Since Mac OS X 10.4 Apple started to support OTF fonts more and more and since then the dfont starts to disappear. My mountain lion machine uses dfont only for system and iLife all other is true typ, true type collection or open type font. It’s unclear to me why Apple keeps using the old dfont, maybe it’s old code.

The reason why we stopped with using Adobe Type * and started using otf is pretty well described here. As you can see the Adobe Type fonts didn’t support unicode while otf. does. The main reason why we converted our LinoType Gold CD (Adobe type fonts) into otf font files. And after all the fonts itself were easier to modify and manage than the old format.


Thanks for the answer. Now, My fonts are too old for Utf8, but I like to use Latex, Latex is per se using 7 bit ascii, they render pdf, so it is dubious whether I can hack this or not, but if they use some old method of relating fonts to glyphs, then I may be good with my old fonts.

I own a copy of MsOffice, so i have most of the fonts I need. It was just inconvenient thinking that I would throw out something I could have used. I own a copy of Aldus Pagemaker, and it was a gazillion of fonts with it, sometimes, it is ok to have a lot of fonts! :slight_smile:

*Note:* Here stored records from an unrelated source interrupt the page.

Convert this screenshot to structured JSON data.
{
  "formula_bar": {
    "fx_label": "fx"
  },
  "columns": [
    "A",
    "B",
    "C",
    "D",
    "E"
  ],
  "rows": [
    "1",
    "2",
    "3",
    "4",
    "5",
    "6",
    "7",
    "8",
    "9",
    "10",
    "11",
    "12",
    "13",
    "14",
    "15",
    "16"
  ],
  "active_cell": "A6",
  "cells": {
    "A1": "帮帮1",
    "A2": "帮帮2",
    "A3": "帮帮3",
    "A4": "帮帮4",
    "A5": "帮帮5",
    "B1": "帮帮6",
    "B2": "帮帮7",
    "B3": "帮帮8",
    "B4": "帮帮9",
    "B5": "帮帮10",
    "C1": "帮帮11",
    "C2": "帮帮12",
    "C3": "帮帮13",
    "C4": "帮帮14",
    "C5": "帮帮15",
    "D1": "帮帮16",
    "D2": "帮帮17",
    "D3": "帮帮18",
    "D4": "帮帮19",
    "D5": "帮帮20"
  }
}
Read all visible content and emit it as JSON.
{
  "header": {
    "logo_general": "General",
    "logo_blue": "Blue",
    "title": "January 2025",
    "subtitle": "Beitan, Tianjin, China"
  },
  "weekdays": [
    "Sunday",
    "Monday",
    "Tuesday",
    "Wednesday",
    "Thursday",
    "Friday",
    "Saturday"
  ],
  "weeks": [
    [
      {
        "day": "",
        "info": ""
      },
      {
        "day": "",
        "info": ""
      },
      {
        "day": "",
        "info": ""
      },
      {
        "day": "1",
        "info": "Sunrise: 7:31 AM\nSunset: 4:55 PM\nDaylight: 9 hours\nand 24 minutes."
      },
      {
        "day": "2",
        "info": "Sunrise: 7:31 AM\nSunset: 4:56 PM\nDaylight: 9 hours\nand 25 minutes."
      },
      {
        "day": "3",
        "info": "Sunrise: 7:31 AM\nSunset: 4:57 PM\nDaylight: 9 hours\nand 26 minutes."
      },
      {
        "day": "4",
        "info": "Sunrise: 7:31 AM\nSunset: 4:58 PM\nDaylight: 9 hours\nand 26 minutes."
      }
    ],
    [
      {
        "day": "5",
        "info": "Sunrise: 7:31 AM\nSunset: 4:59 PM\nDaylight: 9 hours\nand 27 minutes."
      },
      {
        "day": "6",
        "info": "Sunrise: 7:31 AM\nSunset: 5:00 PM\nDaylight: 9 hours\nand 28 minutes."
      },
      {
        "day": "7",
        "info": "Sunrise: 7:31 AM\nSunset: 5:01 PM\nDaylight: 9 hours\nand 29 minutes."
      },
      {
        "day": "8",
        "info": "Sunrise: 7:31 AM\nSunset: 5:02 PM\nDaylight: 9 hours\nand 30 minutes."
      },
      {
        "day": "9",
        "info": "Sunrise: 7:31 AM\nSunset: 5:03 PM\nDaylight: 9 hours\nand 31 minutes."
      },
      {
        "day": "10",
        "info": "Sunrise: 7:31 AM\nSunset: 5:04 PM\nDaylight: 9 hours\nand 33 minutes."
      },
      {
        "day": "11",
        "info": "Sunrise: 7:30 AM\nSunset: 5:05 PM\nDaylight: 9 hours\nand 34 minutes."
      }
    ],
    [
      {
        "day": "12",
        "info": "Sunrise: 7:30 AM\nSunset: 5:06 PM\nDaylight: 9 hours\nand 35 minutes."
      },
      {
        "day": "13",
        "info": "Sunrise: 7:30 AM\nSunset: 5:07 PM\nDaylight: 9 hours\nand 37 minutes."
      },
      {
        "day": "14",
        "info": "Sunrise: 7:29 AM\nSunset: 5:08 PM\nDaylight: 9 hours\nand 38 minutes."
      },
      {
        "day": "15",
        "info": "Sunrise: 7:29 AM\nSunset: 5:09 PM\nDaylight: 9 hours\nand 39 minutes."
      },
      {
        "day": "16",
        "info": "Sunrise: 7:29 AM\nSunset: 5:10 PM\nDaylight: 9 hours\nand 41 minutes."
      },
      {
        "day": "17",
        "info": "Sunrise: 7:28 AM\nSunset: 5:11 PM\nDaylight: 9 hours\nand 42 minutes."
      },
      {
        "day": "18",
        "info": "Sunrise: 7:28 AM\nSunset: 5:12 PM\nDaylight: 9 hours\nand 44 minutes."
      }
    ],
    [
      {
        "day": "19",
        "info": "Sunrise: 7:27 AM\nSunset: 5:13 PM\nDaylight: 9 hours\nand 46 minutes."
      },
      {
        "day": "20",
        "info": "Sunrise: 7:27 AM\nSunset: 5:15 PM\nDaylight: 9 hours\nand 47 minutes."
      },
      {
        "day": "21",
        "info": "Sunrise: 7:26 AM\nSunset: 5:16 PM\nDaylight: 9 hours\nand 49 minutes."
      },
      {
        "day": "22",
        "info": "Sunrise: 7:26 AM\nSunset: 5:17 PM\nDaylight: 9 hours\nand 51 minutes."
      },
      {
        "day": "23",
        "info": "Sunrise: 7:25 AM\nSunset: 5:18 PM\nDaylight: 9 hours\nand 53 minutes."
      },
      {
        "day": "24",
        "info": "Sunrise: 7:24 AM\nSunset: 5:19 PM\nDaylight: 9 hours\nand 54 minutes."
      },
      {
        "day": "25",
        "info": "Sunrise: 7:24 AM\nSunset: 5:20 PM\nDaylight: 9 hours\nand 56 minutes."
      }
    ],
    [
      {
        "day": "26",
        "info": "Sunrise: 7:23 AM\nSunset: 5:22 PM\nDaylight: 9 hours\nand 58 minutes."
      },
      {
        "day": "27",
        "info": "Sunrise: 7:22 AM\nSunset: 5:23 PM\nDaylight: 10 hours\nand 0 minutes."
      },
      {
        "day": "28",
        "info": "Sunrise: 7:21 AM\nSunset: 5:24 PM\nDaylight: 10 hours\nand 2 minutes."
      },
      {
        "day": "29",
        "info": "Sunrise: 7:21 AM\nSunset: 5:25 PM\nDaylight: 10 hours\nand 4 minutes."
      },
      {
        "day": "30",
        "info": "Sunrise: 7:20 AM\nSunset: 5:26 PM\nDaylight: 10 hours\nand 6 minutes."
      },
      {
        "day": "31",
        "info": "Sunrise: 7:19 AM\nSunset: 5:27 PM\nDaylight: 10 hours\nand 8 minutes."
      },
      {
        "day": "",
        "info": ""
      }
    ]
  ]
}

X11 also uses ttf fonts, so there may be a possiblity of putting them to use. Not that I use X11 that much nowadays. But, there are tools there that are interesting, beyond their existance!

And. I think I’ll upgrade to Mountain Lion as well, while I can reckognize it. It is not sound to fall to many versions behind. :slight_smile:

all solutions are perfect and they work very nice, but i solved my problem with the duplicate finder command! thank you al! :slight_smile: